WHAT IS NEEDED:
If a line in the listing includes the word "login", copy it out.
(DATA begins)
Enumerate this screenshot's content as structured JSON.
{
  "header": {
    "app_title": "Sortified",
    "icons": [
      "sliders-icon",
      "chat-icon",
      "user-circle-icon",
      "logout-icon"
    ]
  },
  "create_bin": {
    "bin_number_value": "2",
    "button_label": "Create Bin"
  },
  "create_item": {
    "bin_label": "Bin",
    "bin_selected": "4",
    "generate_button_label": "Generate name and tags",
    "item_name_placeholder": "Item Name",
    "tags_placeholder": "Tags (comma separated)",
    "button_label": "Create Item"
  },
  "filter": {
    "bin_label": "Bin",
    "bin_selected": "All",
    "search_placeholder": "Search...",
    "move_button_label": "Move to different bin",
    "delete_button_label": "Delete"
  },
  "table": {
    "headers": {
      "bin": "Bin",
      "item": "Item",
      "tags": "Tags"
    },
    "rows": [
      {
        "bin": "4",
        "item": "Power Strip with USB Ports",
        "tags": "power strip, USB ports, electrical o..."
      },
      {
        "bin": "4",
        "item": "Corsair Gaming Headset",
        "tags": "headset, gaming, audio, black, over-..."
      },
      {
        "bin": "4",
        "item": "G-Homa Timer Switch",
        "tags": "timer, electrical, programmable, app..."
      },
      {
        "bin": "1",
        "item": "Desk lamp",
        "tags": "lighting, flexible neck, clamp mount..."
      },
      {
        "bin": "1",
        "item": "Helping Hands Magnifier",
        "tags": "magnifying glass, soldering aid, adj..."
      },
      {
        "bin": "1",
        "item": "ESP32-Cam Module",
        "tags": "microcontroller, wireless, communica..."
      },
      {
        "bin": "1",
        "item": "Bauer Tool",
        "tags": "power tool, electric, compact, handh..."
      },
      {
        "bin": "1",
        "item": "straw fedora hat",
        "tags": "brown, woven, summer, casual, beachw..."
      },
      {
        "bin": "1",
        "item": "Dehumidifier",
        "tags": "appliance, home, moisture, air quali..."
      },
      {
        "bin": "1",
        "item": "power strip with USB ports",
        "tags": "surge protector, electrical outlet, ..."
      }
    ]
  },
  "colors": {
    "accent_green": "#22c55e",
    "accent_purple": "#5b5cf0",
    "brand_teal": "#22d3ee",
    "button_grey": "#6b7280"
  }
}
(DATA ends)
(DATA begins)
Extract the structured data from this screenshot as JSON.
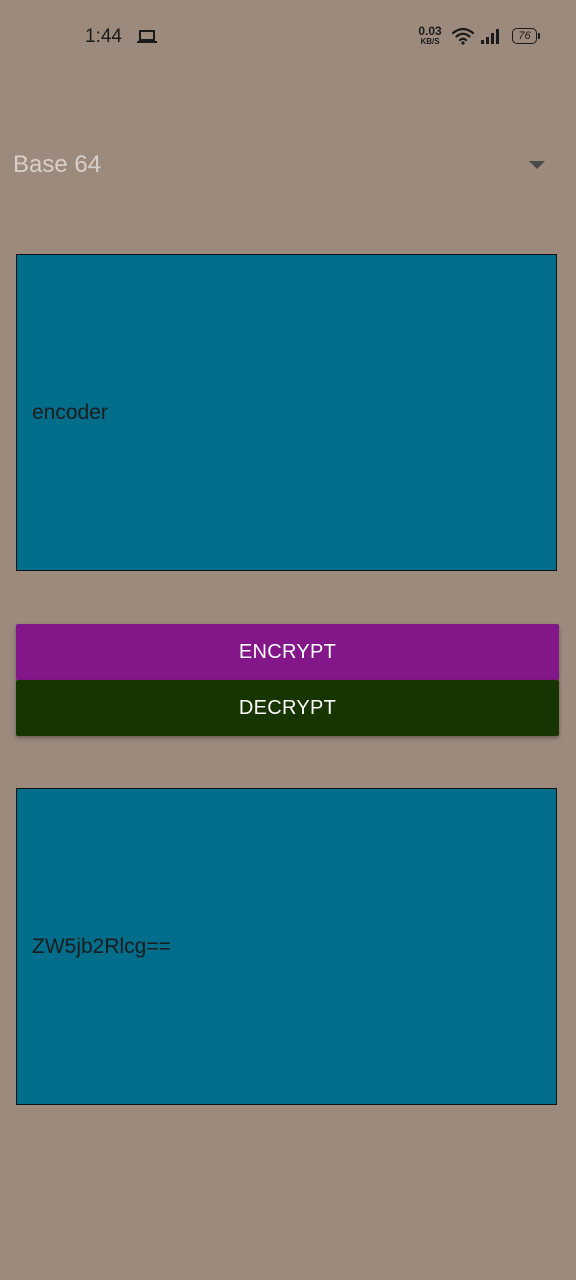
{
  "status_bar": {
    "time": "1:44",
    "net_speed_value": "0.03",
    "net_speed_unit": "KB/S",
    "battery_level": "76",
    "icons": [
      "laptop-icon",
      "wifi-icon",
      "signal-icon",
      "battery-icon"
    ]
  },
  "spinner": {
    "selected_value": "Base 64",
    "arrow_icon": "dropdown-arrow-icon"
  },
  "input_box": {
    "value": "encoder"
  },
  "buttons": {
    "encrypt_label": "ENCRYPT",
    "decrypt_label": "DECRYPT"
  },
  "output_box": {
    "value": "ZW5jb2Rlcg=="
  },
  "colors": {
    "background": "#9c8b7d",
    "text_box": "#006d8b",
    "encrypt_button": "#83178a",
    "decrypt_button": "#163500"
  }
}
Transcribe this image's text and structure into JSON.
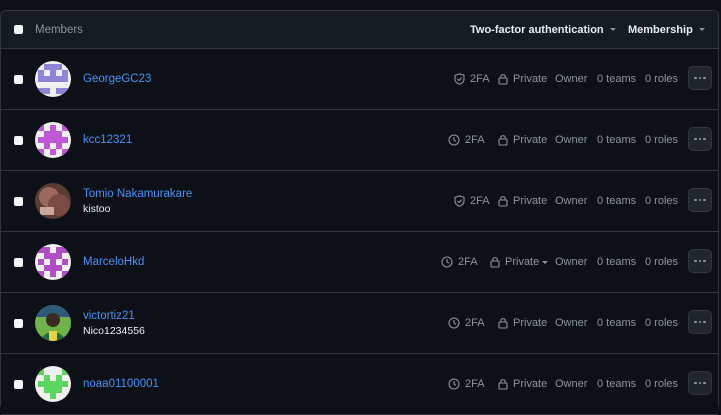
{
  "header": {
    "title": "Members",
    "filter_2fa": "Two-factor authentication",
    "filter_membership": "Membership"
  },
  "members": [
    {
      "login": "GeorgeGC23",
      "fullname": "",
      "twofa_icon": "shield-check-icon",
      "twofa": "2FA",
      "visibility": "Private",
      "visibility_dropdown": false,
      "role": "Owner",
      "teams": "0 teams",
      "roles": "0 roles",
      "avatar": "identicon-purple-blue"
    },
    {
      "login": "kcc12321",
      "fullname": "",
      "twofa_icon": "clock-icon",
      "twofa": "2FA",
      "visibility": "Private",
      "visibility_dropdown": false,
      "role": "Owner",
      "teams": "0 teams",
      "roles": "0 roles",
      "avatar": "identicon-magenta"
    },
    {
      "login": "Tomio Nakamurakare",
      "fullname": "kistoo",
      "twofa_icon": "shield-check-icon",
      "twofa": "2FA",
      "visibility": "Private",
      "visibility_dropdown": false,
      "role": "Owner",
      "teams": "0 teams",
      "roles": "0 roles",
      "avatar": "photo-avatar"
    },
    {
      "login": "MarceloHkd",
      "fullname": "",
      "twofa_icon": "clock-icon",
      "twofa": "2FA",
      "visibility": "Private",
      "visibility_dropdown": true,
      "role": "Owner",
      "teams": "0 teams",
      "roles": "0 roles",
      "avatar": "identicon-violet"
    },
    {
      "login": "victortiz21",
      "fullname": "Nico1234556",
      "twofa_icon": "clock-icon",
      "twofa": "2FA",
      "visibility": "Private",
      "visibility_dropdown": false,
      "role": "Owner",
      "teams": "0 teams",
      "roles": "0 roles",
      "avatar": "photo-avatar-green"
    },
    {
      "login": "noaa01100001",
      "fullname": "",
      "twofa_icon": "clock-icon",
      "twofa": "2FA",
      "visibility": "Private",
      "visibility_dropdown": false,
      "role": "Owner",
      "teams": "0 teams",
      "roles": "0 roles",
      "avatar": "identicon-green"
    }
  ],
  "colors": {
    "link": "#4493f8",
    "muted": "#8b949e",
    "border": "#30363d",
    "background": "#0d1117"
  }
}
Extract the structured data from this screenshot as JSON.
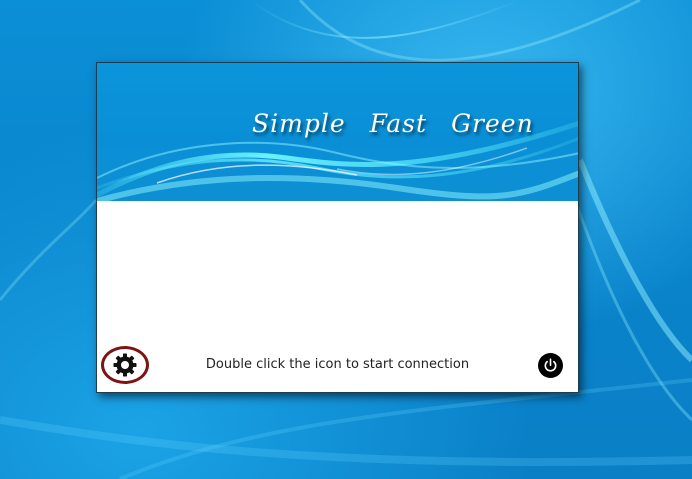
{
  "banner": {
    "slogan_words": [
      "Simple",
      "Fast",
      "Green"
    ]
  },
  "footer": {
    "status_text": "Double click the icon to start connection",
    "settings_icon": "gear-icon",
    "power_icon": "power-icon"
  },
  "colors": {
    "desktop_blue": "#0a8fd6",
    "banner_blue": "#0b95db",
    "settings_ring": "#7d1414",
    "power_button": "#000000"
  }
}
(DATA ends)
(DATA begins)
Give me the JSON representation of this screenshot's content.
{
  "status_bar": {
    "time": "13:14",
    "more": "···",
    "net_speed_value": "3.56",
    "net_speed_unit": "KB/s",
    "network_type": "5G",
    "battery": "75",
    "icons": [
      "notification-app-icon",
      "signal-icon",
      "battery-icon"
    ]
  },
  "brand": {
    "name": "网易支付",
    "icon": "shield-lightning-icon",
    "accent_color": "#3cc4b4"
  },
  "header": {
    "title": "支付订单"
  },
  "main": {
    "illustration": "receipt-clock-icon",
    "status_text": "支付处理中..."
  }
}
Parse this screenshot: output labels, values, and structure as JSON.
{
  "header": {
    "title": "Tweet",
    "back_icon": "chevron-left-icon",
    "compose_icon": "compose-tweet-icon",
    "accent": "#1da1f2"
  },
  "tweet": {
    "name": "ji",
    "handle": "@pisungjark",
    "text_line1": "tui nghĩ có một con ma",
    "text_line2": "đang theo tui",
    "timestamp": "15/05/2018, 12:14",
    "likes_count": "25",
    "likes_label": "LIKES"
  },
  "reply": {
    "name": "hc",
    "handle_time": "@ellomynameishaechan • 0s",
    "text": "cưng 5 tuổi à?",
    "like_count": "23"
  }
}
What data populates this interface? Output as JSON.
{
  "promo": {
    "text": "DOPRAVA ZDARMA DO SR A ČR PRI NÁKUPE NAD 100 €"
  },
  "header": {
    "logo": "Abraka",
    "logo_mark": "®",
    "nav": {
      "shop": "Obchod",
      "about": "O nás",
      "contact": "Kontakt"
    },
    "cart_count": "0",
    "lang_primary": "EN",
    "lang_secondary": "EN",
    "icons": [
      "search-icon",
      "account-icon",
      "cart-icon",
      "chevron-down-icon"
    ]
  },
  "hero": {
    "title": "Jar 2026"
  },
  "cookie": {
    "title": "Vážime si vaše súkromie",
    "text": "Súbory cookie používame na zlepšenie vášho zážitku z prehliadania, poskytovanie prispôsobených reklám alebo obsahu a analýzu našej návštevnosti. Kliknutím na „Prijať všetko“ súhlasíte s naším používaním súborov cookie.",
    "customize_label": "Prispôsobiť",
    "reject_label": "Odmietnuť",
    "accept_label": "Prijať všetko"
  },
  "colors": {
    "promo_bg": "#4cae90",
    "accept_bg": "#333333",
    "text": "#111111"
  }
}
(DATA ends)
WRITTEN SOLUTION:
      "login": "GeorgeGC23",
      "login": "kcc12321",
      "login": "Tomio Nakamurakare",
      "login": "MarceloHkd",
      "login": "victortiz21",
      "login": "noaa01100001",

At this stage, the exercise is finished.